Vos said after the vote that he would back the Senate’s changes.

“While it’s not everything I hoped for, I support their proposal,” Vos told the Associated Press.

Rural Fund, Kimberly Clark Bills Falter

Not included on the Senate calendar Tuesday was Walker’s plan to create a $50 million rural economic development fund. That means it likely won’t pass this year.

Another bill that’s likely dead is Walker’s plan to spend as much as $7.8 million per year on Foxconn-style incentives for consumer products maker Kimberly-Clark, which has said it plans to close two northeast Wisconsin plants and cut 600 jobs.

“They don’t look like they’re even close to having some type of concession from the union that would allow them to move forward to even accept a deal,” Fitzgerald said of Kimberly-Clark. “So it makes it difficult for us to act right now on Kimberly-Clark until we kind of know whether or not it’s going to be accepted.”

Senators did pass Walker’s plan to spend $6.8 million recruiting young workers from other states.

Budget Concerns

While the Senate made changes to Walker’s plans Tuesday, if the governor’s entire 2018 agenda had become law as originally proposed, it would have significantly drawn down state government’s general fund balance.

The last time the Legislature’s nonpartisan budget office released revenue estimates for state government, it projected Wisconsin would end its two-year budget with a $460 million gross balance.

But if all of the bills that already passed the Assembly had passed the Senate and became law, the Legislative Fiscal Bureau says they would have reduced the state’s gross general fund balance to just $192 million.

Walker’s school safety plan would reduce that even more to just $92 million. That’s less than 1 percent of the state’s annual $17.6 billion general fund budget.

Because some of Walker’s proposals won’t pass the Legislature, the final cost will be smaller. That final number won’t be known until some time after the Assembly finishes its business later this week.

Finishing Touches

Senators also passed dozens of other bills during what was likely their final regular session day of 2018, including:

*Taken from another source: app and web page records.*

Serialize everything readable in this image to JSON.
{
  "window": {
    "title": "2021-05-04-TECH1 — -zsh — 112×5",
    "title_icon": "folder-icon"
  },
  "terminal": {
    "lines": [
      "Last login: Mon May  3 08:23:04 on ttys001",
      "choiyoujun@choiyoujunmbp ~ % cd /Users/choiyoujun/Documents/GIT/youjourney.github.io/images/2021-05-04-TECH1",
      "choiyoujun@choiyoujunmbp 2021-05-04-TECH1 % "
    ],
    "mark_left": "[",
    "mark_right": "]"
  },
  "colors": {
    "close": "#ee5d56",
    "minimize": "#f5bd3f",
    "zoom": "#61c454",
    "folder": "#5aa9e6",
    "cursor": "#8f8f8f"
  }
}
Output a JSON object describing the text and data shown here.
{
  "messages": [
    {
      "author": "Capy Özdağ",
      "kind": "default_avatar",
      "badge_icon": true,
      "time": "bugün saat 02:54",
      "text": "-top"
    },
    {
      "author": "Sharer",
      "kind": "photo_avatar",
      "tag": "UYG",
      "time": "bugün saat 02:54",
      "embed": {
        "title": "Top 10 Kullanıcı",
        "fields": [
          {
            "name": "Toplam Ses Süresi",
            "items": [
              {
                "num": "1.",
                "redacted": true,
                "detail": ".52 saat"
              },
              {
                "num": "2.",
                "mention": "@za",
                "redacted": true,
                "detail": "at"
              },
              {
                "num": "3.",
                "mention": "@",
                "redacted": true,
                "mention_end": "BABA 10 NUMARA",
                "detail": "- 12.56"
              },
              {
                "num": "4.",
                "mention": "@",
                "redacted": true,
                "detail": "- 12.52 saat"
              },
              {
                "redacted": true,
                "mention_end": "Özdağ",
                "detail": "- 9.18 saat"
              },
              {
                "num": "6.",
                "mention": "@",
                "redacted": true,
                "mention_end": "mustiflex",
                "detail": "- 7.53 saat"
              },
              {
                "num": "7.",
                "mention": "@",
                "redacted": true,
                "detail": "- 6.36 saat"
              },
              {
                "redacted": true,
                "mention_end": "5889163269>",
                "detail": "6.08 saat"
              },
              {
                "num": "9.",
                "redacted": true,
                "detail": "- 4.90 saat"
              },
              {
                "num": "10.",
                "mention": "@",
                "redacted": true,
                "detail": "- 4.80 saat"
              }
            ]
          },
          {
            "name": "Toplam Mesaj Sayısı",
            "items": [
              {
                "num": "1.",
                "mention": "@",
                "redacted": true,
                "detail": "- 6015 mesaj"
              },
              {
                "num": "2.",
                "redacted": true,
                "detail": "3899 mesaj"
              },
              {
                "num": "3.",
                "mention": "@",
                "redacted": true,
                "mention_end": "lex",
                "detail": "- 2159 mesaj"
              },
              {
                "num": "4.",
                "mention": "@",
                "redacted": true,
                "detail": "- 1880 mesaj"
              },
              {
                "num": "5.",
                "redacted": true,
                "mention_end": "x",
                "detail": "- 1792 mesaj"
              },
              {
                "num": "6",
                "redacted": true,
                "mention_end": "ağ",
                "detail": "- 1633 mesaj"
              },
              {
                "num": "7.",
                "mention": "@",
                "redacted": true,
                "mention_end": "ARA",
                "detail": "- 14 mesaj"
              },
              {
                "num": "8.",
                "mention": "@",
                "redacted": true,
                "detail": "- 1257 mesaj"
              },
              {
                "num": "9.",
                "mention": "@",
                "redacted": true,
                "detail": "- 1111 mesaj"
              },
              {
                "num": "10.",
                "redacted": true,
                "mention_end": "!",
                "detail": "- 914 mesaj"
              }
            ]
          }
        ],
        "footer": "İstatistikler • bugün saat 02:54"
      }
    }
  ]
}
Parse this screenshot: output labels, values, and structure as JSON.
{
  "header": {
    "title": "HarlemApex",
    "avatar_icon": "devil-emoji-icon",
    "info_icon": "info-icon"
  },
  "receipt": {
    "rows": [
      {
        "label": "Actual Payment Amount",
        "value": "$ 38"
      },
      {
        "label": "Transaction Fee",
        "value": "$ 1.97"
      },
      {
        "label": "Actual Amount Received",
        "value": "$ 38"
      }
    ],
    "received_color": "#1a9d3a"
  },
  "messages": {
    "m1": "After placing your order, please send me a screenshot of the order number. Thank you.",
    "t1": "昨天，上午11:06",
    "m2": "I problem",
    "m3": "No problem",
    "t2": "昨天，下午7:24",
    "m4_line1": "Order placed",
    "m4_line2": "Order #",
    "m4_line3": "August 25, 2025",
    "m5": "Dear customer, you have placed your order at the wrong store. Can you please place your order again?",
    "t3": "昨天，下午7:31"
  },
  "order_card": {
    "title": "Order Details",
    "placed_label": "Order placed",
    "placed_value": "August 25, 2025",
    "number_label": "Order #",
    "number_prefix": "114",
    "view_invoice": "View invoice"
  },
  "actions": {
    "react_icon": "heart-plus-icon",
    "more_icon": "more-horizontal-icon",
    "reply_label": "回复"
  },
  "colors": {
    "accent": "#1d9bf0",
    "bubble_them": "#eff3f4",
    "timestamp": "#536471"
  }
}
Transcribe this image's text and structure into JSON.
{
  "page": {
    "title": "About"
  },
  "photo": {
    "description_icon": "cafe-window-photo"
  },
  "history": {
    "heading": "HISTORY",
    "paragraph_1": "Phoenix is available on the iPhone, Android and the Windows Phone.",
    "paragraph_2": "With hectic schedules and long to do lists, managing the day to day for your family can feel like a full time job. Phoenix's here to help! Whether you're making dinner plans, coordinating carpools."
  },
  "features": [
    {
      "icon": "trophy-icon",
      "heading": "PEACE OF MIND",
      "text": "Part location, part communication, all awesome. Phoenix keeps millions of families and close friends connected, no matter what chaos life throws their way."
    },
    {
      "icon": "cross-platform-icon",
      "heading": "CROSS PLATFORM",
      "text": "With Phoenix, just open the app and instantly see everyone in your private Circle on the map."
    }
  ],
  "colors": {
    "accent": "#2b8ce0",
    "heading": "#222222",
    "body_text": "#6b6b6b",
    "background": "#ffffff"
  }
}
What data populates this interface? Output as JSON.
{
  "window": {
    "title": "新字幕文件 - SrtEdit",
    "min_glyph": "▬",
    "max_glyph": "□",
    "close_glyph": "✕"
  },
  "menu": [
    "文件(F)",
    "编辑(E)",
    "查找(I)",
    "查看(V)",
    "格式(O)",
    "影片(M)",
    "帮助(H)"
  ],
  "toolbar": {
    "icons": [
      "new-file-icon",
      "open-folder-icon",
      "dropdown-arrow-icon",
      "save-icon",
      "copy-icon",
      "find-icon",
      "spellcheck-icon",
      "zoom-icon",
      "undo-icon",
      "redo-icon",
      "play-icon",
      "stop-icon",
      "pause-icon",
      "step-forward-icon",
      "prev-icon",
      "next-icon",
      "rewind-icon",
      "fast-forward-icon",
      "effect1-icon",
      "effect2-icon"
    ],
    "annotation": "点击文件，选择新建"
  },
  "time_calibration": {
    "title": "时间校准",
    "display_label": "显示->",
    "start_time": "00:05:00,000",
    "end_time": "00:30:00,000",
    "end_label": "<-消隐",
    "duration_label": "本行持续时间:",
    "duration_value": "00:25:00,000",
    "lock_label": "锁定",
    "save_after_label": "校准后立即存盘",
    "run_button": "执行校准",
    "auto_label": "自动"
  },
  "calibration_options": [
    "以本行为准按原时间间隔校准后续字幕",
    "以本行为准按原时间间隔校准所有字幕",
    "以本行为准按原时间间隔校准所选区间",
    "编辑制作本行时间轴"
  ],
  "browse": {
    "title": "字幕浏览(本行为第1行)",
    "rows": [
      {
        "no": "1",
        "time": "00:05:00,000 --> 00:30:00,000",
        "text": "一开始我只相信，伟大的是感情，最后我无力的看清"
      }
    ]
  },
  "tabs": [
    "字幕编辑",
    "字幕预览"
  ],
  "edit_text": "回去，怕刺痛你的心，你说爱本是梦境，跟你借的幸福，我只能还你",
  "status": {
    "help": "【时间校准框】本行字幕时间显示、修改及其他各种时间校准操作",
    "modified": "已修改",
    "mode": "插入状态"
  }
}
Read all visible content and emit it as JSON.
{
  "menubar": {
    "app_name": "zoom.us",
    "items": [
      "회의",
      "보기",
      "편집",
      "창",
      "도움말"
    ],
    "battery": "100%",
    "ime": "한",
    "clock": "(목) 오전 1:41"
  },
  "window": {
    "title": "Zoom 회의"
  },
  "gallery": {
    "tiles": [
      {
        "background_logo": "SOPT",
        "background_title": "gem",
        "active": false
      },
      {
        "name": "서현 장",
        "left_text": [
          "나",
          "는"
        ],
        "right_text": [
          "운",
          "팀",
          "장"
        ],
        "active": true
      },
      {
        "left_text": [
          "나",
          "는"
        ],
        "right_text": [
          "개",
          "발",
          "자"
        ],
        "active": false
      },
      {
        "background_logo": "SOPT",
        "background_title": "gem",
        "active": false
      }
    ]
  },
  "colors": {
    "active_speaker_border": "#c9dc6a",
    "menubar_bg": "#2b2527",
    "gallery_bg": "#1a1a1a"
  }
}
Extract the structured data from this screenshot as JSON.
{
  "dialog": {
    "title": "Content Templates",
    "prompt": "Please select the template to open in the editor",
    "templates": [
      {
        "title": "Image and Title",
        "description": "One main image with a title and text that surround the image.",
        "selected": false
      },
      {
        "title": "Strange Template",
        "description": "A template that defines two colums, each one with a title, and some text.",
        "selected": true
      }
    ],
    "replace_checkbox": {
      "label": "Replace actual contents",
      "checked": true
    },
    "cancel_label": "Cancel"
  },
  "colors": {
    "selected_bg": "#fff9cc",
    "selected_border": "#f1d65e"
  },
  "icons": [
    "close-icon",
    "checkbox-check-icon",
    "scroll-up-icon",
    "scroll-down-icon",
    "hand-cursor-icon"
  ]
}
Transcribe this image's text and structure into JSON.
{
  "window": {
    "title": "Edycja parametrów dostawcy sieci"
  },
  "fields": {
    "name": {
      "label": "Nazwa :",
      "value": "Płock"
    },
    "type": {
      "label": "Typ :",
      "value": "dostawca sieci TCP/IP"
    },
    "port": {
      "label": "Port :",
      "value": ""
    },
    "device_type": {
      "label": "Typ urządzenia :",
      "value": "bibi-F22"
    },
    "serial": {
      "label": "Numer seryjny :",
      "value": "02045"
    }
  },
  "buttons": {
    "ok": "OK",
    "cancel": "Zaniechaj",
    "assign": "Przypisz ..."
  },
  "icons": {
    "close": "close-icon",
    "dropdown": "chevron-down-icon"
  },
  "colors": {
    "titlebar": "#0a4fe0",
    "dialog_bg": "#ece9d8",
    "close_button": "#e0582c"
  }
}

  • Another major rewrite of Wisconsin’s landlord tenant laws. That proposal heads to Gov. Scott Walker’s desk.
  • A bill that would restrict the ability of local governments to enact ordinances that restrict overtime or spell out other labor restrictions. It was changed slightly to remove a provision designed to make sure the bill would not interfere with the Foxconn project in southeast Wisconsin. Assembly Republicans would need to agree to the change.
  • A new state-funded merit scholarship for high school students who attend UW System schools.
  • Protections in state law for people who catch catfish by “noodling,” which is the practice of catching fish by hand.